Ruth Davis banked on looking like just another granny in the slow lane. But the 65-year-old Floridian was on business. Thirty-three pounds of premium pot was locked up in the trunk of her rented Chevy Impala. She set her cruise on 74 as she headed north on Interstate 95 through North Carolina, bound for New York. A North Carolina trooper got in her way that morning last December and stumbled across a new type of drug mule. “I’m not someone you’d think would be doing this,” Davis told the Raleigh News and Observer in a jail interview. “I guess that’s why it was such a brilliant plan.”
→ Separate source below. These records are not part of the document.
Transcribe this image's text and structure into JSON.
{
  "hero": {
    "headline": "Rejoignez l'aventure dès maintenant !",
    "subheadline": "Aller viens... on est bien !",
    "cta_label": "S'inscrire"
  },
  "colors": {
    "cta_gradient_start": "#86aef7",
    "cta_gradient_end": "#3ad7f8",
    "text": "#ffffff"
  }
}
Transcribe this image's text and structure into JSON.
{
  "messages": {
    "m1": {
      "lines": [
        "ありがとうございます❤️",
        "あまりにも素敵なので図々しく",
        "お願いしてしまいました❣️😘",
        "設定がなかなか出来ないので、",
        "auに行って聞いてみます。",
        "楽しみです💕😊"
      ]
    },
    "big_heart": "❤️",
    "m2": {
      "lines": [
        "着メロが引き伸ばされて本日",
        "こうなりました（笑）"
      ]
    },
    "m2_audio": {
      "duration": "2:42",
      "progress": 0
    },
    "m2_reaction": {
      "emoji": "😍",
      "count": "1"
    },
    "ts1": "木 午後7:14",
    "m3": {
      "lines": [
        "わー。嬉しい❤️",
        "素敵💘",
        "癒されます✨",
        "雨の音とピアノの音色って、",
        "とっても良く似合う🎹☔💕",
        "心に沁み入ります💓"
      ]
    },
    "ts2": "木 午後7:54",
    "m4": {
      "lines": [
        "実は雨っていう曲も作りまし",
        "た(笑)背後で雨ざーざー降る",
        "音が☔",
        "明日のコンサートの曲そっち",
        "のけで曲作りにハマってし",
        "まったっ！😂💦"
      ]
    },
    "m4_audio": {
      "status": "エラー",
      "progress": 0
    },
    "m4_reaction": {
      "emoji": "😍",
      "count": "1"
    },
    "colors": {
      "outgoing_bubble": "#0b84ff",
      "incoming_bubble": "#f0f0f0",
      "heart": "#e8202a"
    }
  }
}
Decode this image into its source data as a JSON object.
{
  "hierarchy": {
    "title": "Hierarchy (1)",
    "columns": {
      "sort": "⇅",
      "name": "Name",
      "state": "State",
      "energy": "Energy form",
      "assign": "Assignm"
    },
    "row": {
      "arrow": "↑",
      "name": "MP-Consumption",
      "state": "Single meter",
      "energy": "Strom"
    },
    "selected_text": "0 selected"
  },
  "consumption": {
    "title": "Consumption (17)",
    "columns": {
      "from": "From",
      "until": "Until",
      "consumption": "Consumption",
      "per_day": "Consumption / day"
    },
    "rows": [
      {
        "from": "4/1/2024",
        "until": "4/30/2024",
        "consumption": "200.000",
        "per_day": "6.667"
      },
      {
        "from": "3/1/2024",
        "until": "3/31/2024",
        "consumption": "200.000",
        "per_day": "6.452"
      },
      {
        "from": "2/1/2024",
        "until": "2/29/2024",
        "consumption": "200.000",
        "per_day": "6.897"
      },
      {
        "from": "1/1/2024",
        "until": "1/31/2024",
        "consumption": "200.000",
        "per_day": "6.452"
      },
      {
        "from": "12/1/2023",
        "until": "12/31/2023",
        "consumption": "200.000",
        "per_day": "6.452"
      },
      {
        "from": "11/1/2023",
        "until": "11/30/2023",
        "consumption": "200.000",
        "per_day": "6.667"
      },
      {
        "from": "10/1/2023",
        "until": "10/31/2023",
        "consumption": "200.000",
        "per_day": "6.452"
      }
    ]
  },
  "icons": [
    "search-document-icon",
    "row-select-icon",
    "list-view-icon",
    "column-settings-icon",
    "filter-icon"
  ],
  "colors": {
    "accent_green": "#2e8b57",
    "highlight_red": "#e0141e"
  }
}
She’s the newest face of the drug mule: frosted hair and crow’s-feet. From 2006 to 2007, the number of people over 60 charged with trafficking drugs in North Carolina state courts nearly doubled. In 2007, at least 44 elderly people were arrested for trafficking everything from marijuana to powder cocaine. The aged are just the latest of disguises drug lords use to move drugs up and down the East Coast. A spokesman from the Drug Enforcement Administration said they’ve seen some cases of retirees being recruited by drug lords, their loot stashed in Cadillacs or motor homes.